(Beginning of Data)

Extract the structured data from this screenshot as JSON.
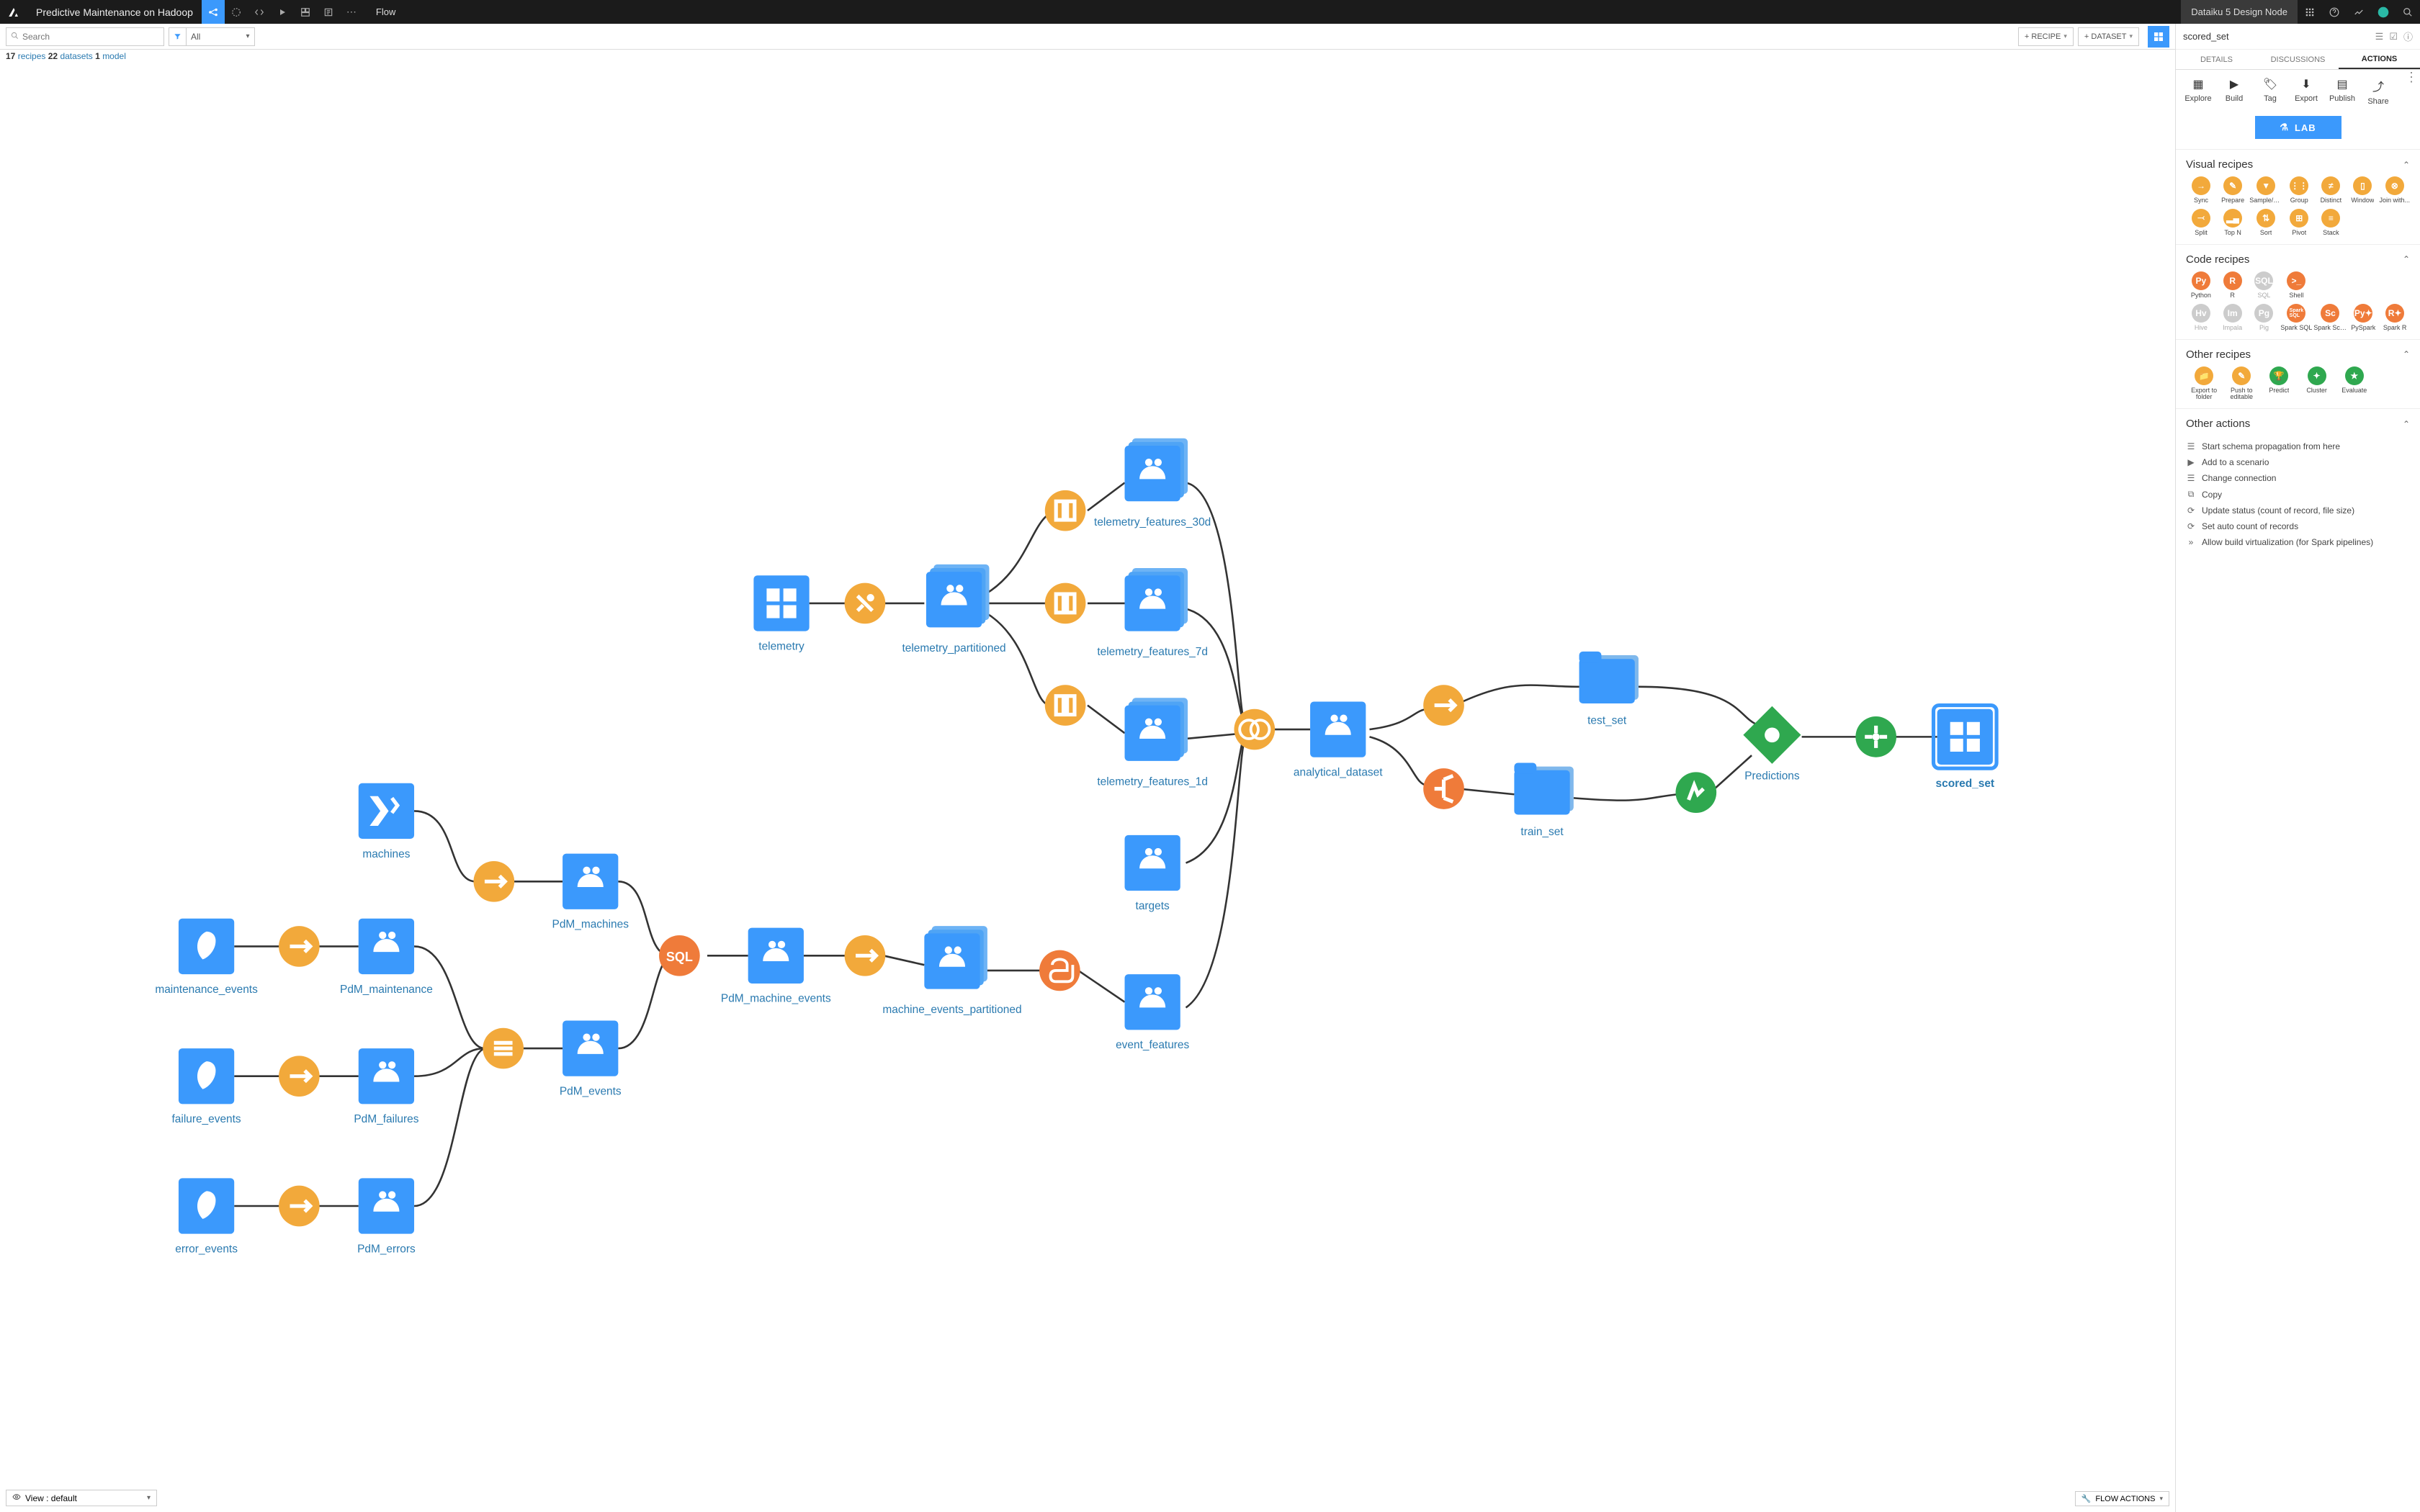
{
  "topbar": {
    "project_title": "Predictive Maintenance on Hadoop",
    "flow_label": "Flow",
    "node_name": "Dataiku 5 Design Node"
  },
  "subbar": {
    "search_placeholder": "Search",
    "filter_label": "All",
    "recipe_btn": "+ RECIPE",
    "dataset_btn": "+ DATASET"
  },
  "counts": {
    "recipes_n": "17",
    "recipes_l": "recipes",
    "datasets_n": "22",
    "datasets_l": "datasets",
    "models_n": "1",
    "models_l": "model"
  },
  "bottom": {
    "view_label": "View : default",
    "flow_actions": "FLOW ACTIONS"
  },
  "sidepanel": {
    "selected": "scored_set",
    "tabs": {
      "details": "DETAILS",
      "discussions": "DISCUSSIONS",
      "actions": "ACTIONS"
    },
    "actions": {
      "explore": "Explore",
      "build": "Build",
      "tag": "Tag",
      "export": "Export",
      "publish": "Publish",
      "share": "Share"
    },
    "lab": "LAB",
    "sections": {
      "visual": "Visual recipes",
      "code": "Code recipes",
      "other_recipes": "Other recipes",
      "other_actions": "Other actions"
    },
    "visual": {
      "sync": "Sync",
      "prepare": "Prepare",
      "sample": "Sample/Filter",
      "group": "Group",
      "distinct": "Distinct",
      "window": "Window",
      "join": "Join with...",
      "split": "Split",
      "topn": "Top N",
      "sort": "Sort",
      "pivot": "Pivot",
      "stack": "Stack"
    },
    "code": {
      "python": "Python",
      "r": "R",
      "sql": "SQL",
      "shell": "Shell",
      "hive": "Hive",
      "impala": "Impala",
      "pig": "Pig",
      "sparksql": "Spark SQL",
      "sparkscala": "Spark Scala",
      "pyspark": "PySpark",
      "sparkr": "Spark R"
    },
    "orecipes": {
      "export_folder": "Export to folder",
      "push_editable": "Push to editable",
      "predict": "Predict",
      "cluster": "Cluster",
      "evaluate": "Evaluate"
    },
    "oactions": {
      "schema": "Start schema propagation from here",
      "scenario": "Add to a scenario",
      "change_conn": "Change connection",
      "copy": "Copy",
      "update_status": "Update status (count of record, file size)",
      "auto_count": "Set auto count of records",
      "build_virt": "Allow build virtualization (for Spark pipelines)"
    }
  },
  "flow_nodes": {
    "telemetry": "telemetry",
    "machines": "machines",
    "maintenance_events": "maintenance_events",
    "failure_events": "failure_events",
    "error_events": "error_events",
    "pdm_machines": "PdM_machines",
    "pdm_maintenance": "PdM_maintenance",
    "pdm_failures": "PdM_failures",
    "pdm_errors": "PdM_errors",
    "pdm_events": "PdM_events",
    "pdm_machine_events": "PdM_machine_events",
    "telemetry_partitioned": "telemetry_partitioned",
    "machine_events_partitioned": "machine_events_partitioned",
    "telemetry_features_30d": "telemetry_features_30d",
    "telemetry_features_7d": "telemetry_features_7d",
    "telemetry_features_1d": "telemetry_features_1d",
    "targets": "targets",
    "event_features": "event_features",
    "analytical_dataset": "analytical_dataset",
    "test_set": "test_set",
    "train_set": "train_set",
    "predictions": "Predictions",
    "scored_set": "scored_set"
  }
}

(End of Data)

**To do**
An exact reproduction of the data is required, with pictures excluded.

**Output for this exercise**
Extract the structured data from this screenshot as JSON.
{
  "topbar": {
    "project_title": "Predictive Maintenance on Hadoop",
    "flow_label": "Flow",
    "node_name": "Dataiku 5 Design Node"
  },
  "subbar": {
    "search_placeholder": "Search",
    "filter_label": "All",
    "recipe_btn": "+ RECIPE",
    "dataset_btn": "+ DATASET"
  },
  "counts": {
    "recipes_n": "17",
    "recipes_l": "recipes",
    "datasets_n": "22",
    "datasets_l": "datasets",
    "models_n": "1",
    "models_l": "model"
  },
  "bottom": {
    "view_label": "View : default",
    "flow_actions": "FLOW ACTIONS"
  },
  "sidepanel": {
    "selected": "scored_set",
    "tabs": {
      "details": "DETAILS",
      "discussions": "DISCUSSIONS",
      "actions": "ACTIONS"
    },
    "actions": {
      "explore": "Explore",
      "build": "Build",
      "tag": "Tag",
      "export": "Export",
      "publish": "Publish",
      "share": "Share"
    },
    "lab": "LAB",
    "sections": {
      "visual": "Visual recipes",
      "code": "Code recipes",
      "other_recipes": "Other recipes",
      "other_actions": "Other actions"
    },
    "visual": {
      "sync": "Sync",
      "prepare": "Prepare",
      "sample": "Sample/Filter",
      "group": "Group",
      "distinct": "Distinct",
      "window": "Window",
      "join": "Join with...",
      "split": "Split",
      "topn": "Top N",
      "sort": "Sort",
      "pivot": "Pivot",
      "stack": "Stack"
    },
    "code": {
      "python": "Python",
      "r": "R",
      "sql": "SQL",
      "shell": "Shell",
      "hive": "Hive",
      "impala": "Impala",
      "pig": "Pig",
      "sparksql": "Spark SQL",
      "sparkscala": "Spark Scala",
      "pyspark": "PySpark",
      "sparkr": "Spark R"
    },
    "orecipes": {
      "export_folder": "Export to folder",
      "push_editable": "Push to editable",
      "predict": "Predict",
      "cluster": "Cluster",
      "evaluate": "Evaluate"
    },
    "oactions": {
      "schema": "Start schema propagation from here",
      "scenario": "Add to a scenario",
      "change_conn": "Change connection",
      "copy": "Copy",
      "update_status": "Update status (count of record, file size)",
      "auto_count": "Set auto count of records",
      "build_virt": "Allow build virtualization (for Spark pipelines)"
    }
  },
  "flow_nodes": {
    "telemetry": "telemetry",
    "machines": "machines",
    "maintenance_events": "maintenance_events",
    "failure_events": "failure_events",
    "error_events": "error_events",
    "pdm_machines": "PdM_machines",
    "pdm_maintenance": "PdM_maintenance",
    "pdm_failures": "PdM_failures",
    "pdm_errors": "PdM_errors",
    "pdm_events": "PdM_events",
    "pdm_machine_events": "PdM_machine_events",
    "telemetry_partitioned": "telemetry_partitioned",
    "machine_events_partitioned": "machine_events_partitioned",
    "telemetry_features_30d": "telemetry_features_30d",
    "telemetry_features_7d": "telemetry_features_7d",
    "telemetry_features_1d": "telemetry_features_1d",
    "targets": "targets",
    "event_features": "event_features",
    "analytical_dataset": "analytical_dataset",
    "test_set": "test_set",
    "train_set": "train_set",
    "predictions": "Predictions",
    "scored_set": "scored_set"
  }
}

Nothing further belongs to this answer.